#### Record excerpts

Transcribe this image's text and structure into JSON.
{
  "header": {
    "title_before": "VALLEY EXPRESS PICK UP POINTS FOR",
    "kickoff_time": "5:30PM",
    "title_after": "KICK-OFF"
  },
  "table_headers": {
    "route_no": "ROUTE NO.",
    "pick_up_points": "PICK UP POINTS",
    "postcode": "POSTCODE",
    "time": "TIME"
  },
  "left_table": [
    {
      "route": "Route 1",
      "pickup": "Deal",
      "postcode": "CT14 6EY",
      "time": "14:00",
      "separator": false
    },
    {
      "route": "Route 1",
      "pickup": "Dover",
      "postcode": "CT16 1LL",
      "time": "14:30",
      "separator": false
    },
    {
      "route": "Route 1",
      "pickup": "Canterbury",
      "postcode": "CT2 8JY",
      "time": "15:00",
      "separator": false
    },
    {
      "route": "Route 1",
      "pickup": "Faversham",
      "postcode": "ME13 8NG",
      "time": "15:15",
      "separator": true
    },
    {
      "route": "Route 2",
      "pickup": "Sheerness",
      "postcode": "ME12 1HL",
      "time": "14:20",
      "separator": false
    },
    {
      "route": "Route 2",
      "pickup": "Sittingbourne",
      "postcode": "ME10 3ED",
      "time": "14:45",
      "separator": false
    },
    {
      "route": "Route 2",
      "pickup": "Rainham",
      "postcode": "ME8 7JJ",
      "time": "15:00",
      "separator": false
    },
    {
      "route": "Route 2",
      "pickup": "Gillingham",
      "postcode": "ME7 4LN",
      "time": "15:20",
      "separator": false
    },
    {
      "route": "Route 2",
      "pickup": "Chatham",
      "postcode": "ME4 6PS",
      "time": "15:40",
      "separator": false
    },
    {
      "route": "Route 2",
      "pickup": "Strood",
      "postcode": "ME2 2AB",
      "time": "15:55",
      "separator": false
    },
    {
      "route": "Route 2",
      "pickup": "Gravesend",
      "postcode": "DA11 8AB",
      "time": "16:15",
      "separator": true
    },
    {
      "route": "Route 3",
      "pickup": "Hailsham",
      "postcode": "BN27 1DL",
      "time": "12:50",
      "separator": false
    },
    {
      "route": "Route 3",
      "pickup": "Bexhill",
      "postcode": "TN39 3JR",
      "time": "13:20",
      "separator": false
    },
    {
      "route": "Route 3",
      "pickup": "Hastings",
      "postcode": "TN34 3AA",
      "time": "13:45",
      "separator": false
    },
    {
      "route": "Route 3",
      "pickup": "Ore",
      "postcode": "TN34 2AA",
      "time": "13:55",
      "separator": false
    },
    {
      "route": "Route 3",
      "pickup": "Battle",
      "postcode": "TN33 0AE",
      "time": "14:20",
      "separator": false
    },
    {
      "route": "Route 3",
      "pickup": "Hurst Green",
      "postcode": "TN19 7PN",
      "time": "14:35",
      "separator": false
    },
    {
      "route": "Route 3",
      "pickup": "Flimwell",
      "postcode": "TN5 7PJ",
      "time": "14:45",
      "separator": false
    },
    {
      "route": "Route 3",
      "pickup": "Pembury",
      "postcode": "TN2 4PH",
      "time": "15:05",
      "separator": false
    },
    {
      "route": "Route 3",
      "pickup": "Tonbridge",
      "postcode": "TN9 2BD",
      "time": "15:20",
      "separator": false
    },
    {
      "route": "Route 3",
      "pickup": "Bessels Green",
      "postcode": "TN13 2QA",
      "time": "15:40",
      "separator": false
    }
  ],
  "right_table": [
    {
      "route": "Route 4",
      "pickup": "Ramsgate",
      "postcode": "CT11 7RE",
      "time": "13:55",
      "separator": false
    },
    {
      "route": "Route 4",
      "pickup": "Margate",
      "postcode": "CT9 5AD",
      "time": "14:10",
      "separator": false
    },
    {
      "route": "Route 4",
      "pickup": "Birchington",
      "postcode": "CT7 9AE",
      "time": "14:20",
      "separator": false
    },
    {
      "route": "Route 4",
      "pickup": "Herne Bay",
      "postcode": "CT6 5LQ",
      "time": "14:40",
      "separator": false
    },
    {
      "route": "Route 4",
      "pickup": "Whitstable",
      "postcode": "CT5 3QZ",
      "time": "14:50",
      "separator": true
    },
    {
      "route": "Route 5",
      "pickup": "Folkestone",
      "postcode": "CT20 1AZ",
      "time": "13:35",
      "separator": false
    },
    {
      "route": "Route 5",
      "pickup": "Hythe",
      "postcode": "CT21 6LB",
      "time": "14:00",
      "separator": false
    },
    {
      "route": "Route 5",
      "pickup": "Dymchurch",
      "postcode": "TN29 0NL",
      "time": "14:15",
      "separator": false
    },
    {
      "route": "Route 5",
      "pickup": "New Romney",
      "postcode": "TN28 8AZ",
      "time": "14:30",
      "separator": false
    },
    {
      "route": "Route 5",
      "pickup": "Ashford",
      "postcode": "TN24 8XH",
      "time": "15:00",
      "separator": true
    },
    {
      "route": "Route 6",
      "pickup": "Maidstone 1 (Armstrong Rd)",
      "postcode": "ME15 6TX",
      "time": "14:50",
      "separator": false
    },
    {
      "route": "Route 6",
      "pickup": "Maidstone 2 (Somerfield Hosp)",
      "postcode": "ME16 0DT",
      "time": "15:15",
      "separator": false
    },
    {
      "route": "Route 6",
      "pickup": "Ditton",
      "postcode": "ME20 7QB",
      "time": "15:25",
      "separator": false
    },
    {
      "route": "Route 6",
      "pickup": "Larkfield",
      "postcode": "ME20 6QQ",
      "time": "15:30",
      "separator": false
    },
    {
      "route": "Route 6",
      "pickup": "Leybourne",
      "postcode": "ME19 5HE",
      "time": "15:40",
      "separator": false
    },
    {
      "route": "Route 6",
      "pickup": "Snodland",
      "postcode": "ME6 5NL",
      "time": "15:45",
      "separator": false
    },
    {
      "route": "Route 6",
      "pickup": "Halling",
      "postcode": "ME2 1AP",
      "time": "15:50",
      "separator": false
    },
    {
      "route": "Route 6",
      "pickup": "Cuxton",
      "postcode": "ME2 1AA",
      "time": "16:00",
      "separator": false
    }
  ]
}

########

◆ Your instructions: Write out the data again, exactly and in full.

◆ Written answer:
Transcribe this image's text and structure into JSON.
{
  "header": {
    "title_before": "VALLEY EXPRESS PICK UP POINTS FOR",
    "kickoff_time": "5:30PM",
    "title_after": "KICK-OFF"
  },
  "table_headers": {
    "route_no": "ROUTE NO.",
    "pick_up_points": "PICK UP POINTS",
    "postcode": "POSTCODE",
    "time": "TIME"
  },
  "left_table": [
    {
      "route": "Route 1",
      "pickup": "Deal",
      "postcode": "CT14 6EY",
      "time": "14:00",
      "separator": false
    },
    {
      "route": "Route 1",
      "pickup": "Dover",
      "postcode": "CT16 1LL",
      "time": "14:30",
      "separator": false
    },
    {
      "route": "Route 1",
      "pickup": "Canterbury",
      "postcode": "CT2 8JY",
      "time": "15:00",
      "separator": false
    },
    {
      "route": "Route 1",
      "pickup": "Faversham",
      "postcode": "ME13 8NG",
      "time": "15:15",
      "separator": true
    },
    {
      "route": "Route 2",
      "pickup": "Sheerness",
      "postcode": "ME12 1HL",
      "time": "14:20",
      "separator": false
    },
    {
      "route": "Route 2",
      "pickup": "Sittingbourne",
      "postcode": "ME10 3ED",
      "time": "14:45",
      "separator": false
    },
    {
      "route": "Route 2",
      "pickup": "Rainham",
      "postcode": "ME8 7JJ",
      "time": "15:00",
      "separator": false
    },
    {
      "route": "Route 2",
      "pickup": "Gillingham",
      "postcode": "ME7 4LN",
      "time": "15:20",
      "separator": false
    },
    {
      "route": "Route 2",
      "pickup": "Chatham",
      "postcode": "ME4 6PS",
      "time": "15:40",
      "separator": false
    },
    {
      "route": "Route 2",
      "pickup": "Strood",
      "postcode": "ME2 2AB",
      "time": "15:55",
      "separator": false
    },
    {
      "route": "Route 2",
      "pickup": "Gravesend",
      "postcode": "DA11 8AB",
      "time": "16:15",
      "separator": true
    },
    {
      "route": "Route 3",
      "pickup": "Hailsham",
      "postcode": "BN27 1DL",
      "time": "12:50",
      "separator": false
    },
    {
      "route": "Route 3",
      "pickup": "Bexhill",
      "postcode": "TN39 3JR",
      "time": "13:20",
      "separator": false
    },
    {
      "route": "Route 3",
      "pickup": "Hastings",
      "postcode": "TN34 3AA",
      "time": "13:45",
      "separator": false
    },
    {
      "route": "Route 3",
      "pickup": "Ore",
      "postcode": "TN34 2AA",
      "time": "13:55",
      "separator": false
    },
    {
      "route": "Route 3",
      "pickup": "Battle",
      "postcode": "TN33 0AE",
      "time": "14:20",
      "separator": false
    },
    {
      "route": "Route 3",
      "pickup": "Hurst Green",
      "postcode": "TN19 7PN",
      "time": "14:35",
      "separator": false
    },
    {
      "route": "Route 3",
      "pickup": "Flimwell",
      "postcode": "TN5 7PJ",
      "time": "14:45",
      "separator": false
    },
    {
      "route": "Route 3",
      "pickup": "Pembury",
      "postcode": "TN2 4PH",
      "time": "15:05",
      "separator": false
    },
    {
      "route": "Route 3",
      "pickup": "Tonbridge",
      "postcode": "TN9 2BD",
      "time": "15:20",
      "separator": false
    },
    {
      "route": "Route 3",
      "pickup": "Bessels Green",
      "postcode": "TN13 2QA",
      "time": "15:40",
      "separator": false
    }
  ],
  "right_table": [
    {
      "route": "Route 4",
      "pickup": "Ramsgate",
      "postcode": "CT11 7RE",
      "time": "13:55",
      "separator": false
    },
    {
      "route": "Route 4",
      "pickup": "Margate",
      "postcode": "CT9 5AD",
      "time": "14:10",
      "separator": false
    },
    {
      "route": "Route 4",
      "pickup": "Birchington",
      "postcode": "CT7 9AE",
      "time": "14:20",
      "separator": false
    },
    {
      "route": "Route 4",
      "pickup": "Herne Bay",
      "postcode": "CT6 5LQ",
      "time": "14:40",
      "separator": false
    },
    {
      "route": "Route 4",
      "pickup": "Whitstable",
      "postcode": "CT5 3QZ",
      "time": "14:50",
      "separator": true
    },
    {
      "route": "Route 5",
      "pickup": "Folkestone",
      "postcode": "CT20 1AZ",
      "time": "13:35",
      "separator": false
    },
    {
      "route": "Route 5",
      "pickup": "Hythe",
      "postcode": "CT21 6LB",
      "time": "14:00",
      "separator": false
    },
    {
      "route": "Route 5",
      "pickup": "Dymchurch",
      "postcode": "TN29 0NL",
      "time": "14:15",
      "separator": false
    },
    {
      "route": "Route 5",
      "pickup": "New Romney",
      "postcode": "TN28 8AZ",
      "time": "14:30",
      "separator": false
    },
    {
      "route": "Route 5",
      "pickup": "Ashford",
      "postcode": "TN24 8XH",
      "time": "15:00",
      "separator": true
    },
    {
      "route": "Route 6",
      "pickup": "Maidstone 1 (Armstrong Rd)",
      "postcode": "ME15 6TX",
      "time": "14:50",
      "separator": false
    },
    {
      "route": "Route 6",
      "pickup": "Maidstone 2 (Somerfield Hosp)",
      "postcode": "ME16 0DT",
      "time": "15:15",
      "separator": false
    },
    {
      "route": "Route 6",
      "pickup": "Ditton",
      "postcode": "ME20 7QB",
      "time": "15:25",
      "separator": false
    },
    {
      "route": "Route 6",
      "pickup": "Larkfield",
      "postcode": "ME20 6QQ",
      "time": "15:30",
      "separator": false
    },
    {
      "route": "Route 6",
      "pickup": "Leybourne",
      "postcode": "ME19 5HE",
      "time": "15:40",
      "separator": false
    },
    {
      "route": "Route 6",
      "pickup": "Snodland",
      "postcode": "ME6 5NL",
      "time": "15:45",
      "separator": false
    },
    {
      "route": "Route 6",
      "pickup": "Halling",
      "postcode": "ME2 1AP",
      "time": "15:50",
      "separator": false
    },
    {
      "route": "Route 6",
      "pickup": "Cuxton",
      "postcode": "ME2 1AA",
      "time": "16:00",
      "separator": false
    }
  ]
}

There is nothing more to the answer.